I finally took some time to take a listen to the albums I mentioned below, which includes L'viv-based Fayno, Ivano-Frankivsk-based, Pan Pupets, and Rivne's very own Ot Vinta.
Fayno's album I ta lyubov put out on the UkrMusic label. I've heard this trio perform live before, however there is always a difference between a studio album and the energy that exists when at a live performance. The beginning of the of the seventh track of the album, Bezsonnya, particularly the harmonica and drum work reminded me of a group from down under I used to listen to, the Hoodoo Guru's, in fact this is one of two tracks whose words were written by vocalist Olha Korniychuk. The other track Fayno also has some drive that I found lacking in the other tracks.
All eleven tracks of the album are definitely worth a listen, and fortunately does not suffer from the over production that may Ukrainian artists suffer. The album still holds somewhat of a raw sound to it which will I feel will be more appreciated by those who are looking for a non-perfected sound. On the tunes which are mellower and a little more folksy, Korniychuk's voice has a tint of Joni Mitchell with a mix of other female artists.
Pan Pupets' debut album is an interesting mix of guitar work, bass and some rythyms familiar to the Pre-Carpathian region of Ukraine with a little bit of an island sound on some of the tracks. Songs like Kurvamama, "Chorna Volha" and Prodadvtsia Yajets all have hints of social commentary, with the last of the three parodizing the issue of eggs and the role they played in Ivano-Frankivsk during the 2004 Presidential election, particularly for Viktor Fedorovych.
If you are looking for an album that is filled with guitar, bass and drum work and not necessarily completely refined, then all twelve tracks of this album are for you. I would probably have to listen to it a couple of dozen of times before I could pick out the things I like and dislike about it, but it is a fresh sound and the over produced world of Ukraine's musicians it is always nice to hear something as raw and enthusiastic.
Ot Vinta has been around for quite some time now and over the last couple of years have been involved in the Ne budte Bajduzhem civic movement in order to encourage the use of Ukrainian in popular culture. Hence, I was not at all surprised when started listening to Poperedu Zhakhy Shlyakhy album and heard remakes of such songs as Jikhav Kozak, Shabelyno and Oj Chy tsej Kin' Sotjit' I was not at all surprised. But when I hit the twelfth track and their re-make of Dva Kol'ory which had a mix of country and an Island sound.

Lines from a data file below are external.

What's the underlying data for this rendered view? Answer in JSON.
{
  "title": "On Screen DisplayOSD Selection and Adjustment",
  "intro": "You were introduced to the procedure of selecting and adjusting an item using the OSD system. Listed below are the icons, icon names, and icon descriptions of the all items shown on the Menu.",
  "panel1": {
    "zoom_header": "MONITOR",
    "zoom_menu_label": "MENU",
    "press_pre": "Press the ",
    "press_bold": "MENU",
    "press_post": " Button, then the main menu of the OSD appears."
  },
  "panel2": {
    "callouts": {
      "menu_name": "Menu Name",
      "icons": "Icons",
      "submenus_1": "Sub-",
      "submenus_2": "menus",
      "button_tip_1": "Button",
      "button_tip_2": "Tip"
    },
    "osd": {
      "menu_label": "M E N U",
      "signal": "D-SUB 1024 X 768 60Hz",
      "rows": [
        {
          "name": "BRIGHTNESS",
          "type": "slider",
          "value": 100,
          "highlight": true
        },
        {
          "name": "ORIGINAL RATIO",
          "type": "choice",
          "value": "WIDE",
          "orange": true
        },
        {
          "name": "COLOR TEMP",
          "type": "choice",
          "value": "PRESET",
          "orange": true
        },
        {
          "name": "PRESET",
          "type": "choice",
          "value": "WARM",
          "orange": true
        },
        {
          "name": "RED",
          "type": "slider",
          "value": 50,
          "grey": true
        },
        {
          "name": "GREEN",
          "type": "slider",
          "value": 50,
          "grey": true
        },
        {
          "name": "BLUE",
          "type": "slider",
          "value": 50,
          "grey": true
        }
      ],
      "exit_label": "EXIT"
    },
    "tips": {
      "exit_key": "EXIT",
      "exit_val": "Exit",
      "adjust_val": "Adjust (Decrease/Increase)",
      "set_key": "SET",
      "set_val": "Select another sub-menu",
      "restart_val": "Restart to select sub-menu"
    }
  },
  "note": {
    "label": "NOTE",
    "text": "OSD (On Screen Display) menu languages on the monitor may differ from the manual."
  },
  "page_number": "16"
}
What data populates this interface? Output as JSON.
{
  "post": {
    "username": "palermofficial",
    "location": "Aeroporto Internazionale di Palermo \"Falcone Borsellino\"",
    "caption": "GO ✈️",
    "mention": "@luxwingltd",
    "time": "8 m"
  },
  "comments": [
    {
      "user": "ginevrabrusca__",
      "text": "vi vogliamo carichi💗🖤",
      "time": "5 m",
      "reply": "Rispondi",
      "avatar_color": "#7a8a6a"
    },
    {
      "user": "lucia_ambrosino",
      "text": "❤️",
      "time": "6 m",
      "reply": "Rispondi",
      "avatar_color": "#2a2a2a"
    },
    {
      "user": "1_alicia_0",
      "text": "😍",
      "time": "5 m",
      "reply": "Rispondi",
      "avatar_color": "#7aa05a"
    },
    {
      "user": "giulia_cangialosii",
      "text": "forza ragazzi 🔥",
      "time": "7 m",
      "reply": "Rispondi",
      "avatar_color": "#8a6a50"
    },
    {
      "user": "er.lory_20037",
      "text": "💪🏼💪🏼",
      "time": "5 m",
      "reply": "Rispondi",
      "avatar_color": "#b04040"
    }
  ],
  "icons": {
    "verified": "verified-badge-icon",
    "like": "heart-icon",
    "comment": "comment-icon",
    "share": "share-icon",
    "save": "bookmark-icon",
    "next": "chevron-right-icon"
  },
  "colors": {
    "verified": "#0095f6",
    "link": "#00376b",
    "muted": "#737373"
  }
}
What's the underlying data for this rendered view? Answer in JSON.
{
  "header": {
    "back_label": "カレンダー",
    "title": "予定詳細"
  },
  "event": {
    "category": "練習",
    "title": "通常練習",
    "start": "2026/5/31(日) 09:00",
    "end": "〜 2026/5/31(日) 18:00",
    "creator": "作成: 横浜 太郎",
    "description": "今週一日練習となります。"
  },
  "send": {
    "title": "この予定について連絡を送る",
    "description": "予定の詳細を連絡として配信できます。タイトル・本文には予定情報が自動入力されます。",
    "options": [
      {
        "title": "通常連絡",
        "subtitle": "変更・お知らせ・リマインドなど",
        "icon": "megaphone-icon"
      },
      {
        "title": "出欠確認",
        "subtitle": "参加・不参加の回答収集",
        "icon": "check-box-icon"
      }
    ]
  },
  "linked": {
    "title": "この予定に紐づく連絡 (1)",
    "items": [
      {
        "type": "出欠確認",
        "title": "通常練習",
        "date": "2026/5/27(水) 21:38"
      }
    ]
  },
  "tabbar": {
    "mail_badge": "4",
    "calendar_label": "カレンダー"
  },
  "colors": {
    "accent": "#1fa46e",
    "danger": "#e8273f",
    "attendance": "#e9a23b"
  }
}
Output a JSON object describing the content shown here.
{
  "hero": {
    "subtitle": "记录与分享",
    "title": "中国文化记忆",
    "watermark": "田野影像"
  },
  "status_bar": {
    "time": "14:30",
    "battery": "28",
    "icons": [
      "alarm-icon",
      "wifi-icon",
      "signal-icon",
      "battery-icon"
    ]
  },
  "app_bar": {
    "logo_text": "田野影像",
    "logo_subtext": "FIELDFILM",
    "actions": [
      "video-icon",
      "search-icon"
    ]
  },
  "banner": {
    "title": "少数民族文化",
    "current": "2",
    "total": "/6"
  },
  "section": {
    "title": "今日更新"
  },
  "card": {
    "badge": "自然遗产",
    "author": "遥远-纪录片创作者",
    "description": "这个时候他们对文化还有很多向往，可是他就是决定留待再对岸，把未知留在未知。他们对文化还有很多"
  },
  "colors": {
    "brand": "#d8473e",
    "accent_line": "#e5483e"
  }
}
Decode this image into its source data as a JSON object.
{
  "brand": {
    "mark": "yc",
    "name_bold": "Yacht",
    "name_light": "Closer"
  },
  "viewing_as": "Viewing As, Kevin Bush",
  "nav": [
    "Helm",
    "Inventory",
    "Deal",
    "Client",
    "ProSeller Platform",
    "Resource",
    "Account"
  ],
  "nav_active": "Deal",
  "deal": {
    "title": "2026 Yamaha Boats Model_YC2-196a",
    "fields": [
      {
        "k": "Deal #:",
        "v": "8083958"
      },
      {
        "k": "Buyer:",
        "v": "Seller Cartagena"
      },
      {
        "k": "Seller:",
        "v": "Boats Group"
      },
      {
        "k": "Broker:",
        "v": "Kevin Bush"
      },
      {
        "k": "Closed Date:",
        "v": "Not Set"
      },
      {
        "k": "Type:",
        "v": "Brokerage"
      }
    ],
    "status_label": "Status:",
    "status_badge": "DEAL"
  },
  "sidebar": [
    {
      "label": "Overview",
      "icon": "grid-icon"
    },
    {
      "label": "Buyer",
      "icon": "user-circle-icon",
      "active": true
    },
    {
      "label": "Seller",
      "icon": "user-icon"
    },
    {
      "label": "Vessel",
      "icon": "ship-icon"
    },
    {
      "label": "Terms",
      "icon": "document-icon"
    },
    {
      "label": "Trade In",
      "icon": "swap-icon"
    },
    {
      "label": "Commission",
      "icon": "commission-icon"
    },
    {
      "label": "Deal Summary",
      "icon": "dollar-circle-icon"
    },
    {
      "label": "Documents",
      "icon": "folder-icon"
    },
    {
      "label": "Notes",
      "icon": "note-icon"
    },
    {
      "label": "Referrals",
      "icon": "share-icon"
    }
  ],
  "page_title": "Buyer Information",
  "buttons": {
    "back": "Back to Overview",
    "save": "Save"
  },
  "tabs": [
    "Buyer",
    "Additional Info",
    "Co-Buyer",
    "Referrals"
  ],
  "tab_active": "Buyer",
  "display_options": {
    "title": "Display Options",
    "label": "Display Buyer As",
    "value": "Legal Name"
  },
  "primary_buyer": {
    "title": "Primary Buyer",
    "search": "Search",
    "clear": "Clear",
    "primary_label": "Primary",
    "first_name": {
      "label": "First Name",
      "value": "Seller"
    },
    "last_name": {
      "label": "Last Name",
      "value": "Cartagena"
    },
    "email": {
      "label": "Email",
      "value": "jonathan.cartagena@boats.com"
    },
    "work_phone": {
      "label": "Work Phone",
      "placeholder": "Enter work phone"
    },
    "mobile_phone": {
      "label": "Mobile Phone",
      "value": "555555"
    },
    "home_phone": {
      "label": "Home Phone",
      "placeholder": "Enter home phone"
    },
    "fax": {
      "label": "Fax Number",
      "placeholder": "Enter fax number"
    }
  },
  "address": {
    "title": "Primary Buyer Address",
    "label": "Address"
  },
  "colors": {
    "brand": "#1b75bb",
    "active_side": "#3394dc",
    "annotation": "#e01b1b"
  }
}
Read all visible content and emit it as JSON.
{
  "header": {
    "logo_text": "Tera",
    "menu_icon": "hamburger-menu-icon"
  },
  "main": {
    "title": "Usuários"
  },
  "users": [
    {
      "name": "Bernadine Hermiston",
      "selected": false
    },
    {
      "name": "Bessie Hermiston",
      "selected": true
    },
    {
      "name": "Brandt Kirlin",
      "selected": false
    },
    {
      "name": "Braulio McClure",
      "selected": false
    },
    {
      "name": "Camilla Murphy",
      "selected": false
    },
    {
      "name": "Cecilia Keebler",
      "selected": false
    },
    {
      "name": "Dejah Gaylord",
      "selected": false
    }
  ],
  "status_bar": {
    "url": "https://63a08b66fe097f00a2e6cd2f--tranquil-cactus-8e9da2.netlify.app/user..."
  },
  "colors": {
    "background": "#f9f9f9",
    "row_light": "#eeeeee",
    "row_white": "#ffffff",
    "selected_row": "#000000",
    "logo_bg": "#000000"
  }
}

In addition Zhuravel and his boys used sound tracks of six well known, Soviet and post-Soviet films in their 16 track album, which is clearly full of drive and energy. I think if you want to have some fun dancing to something truly contemporary when it comes to Ukrainian music, this latest album of Ot Vinta is worth picking up... It is simply a lot of fun! : ) In particularly their last track and remake of Ty kazala u nediliu!